At some point ignoring youth will leave his squad callow and slow – a trait that has already started to be pinned on a midfield built around the fast-of-mind, slow of leg qualities that have earned Matthew Priddis and Mitchell both Brownlow Medals.
At this point it is again prudent to provide some ballast to the argument – namely that the Eagles have not completely ignored young players.
The most significant of those is Jeremy McGovern, a steal as a rookie elevation in the draft before Simpson’s first season, while Tom Barrass has also stood tall.
Dom Sheed has shown glimpses, his career stalled by injury last year, and Simpson’s obvious frustration that he does not match his ball-winning ability with the sort of defensive effort he knows he will get from his tried-and-trusted.
After that the next best capped Eagles players to have debuted under Simpson are products of the 2014 draft, Liam Duggan and Jackson Nelson – players the 41-year-old coach has been willing to persevere with – but who’s fledgling careers are yet to fully convince.
It is also worth noting that while Barrass has shown class in defence, it was the experience of Eric McKenzie that Simpson first turned to in Round 1 this season.
If the case that the former North Melbourne midfielder errs too cautiously on the side of experience is easy to make then, after piecing together an impressive few seasons in the west, it is perhaps only a feather to beat him with.
No Eagles fan could bemoan what the club has done under Simpson.
And in mitigation to his record of handing out AFL debuts, if you look at the Eagles’ senior list the players who are yet to debut have hardly made a resounding case to be picked.
First-round picks from the past two drafts, Daniel Venables and Luke Partington, don’t look ready while Matthew Allen, Willie Rioli and Jake Waterman are all plus-50 picks.

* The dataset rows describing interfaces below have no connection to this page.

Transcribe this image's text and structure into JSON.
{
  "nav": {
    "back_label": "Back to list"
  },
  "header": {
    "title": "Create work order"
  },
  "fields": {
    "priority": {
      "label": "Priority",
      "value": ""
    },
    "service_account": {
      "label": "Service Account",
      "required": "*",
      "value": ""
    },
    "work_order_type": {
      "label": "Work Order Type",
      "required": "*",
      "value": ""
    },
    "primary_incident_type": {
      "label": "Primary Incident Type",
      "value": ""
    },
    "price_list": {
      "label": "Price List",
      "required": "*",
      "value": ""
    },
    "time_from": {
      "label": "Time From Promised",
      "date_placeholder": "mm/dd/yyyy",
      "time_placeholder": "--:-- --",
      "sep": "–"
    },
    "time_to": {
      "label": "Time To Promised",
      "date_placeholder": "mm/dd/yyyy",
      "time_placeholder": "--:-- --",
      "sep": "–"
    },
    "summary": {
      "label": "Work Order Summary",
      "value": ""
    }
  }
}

Josh Rotham is the only other player on the senior list yet to make his debut while on the rookie list Francis Watson was a rare shining light in a pre-season drubbing at the hands of Greater Western Sydney that would hardly have filled Simpson with much confidence he has much to work with behind the core of players he relies.

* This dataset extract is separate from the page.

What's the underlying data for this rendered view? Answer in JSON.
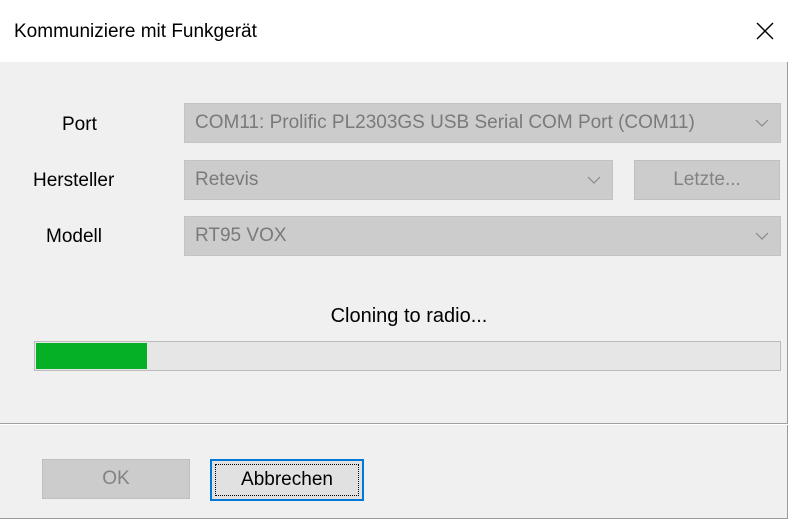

At the very least that makes any West Coast premiership bid extremely vulnerable to injury, while the next obvious question is what is going on with recruitment?
The fact they picked up McGovern at pick 74, and then saw him become an all-Australian two seasons later is a fair retort to that particular question, while Barrass was snapped up at 43 in the same draft.
There have been misses, like any other club, and West Coast could feel some discomfort at the AFL rules that saw their second-round pick at last year’s draft drift out to 37 through no fault of their own.
Apportioning fault is hardly a trait of Simpson, however, and he has shown during his time that taking responsibility is fundamental to his body of work.
That was none better evidence than this week by his assertion his team must take their chorus MCG beratings on the chin and get better.
And better they must get if they are to bridge the apparent widening gap to the likes of Adelaide, and Greater Western Sydney, who they sit among if they are in a premiership window.
Just how he does that is the most significant narrative in the Eagles’ season.
The likes of Richmond, and indeed Fremantle, have shown that investing in youth can revive the older players at a club.
The Tigers gave the Eagles a first-hand account of the vitality of youth when they hunted them down at the MCG earlier this season and should the Dockers manage the same that drum will start to beat a little louder.
If that happens starts it will be interesting if Simpson is willing to break the trend of his young career, and turn to youth, or whether again he will turn to the likes of Mark Hutchings, Chris Masten, Sharrod Wellingham and Josh Hill who have obvious ceilings but the trust of their boss.
Perhaps the most salient salient question is just whether Simpson has the young players capable of providing the answers in a midfield that has shown signs it might be too slow for the run-and-gun style that epitomises the AFL at present.
We’ll only know if they get a chance.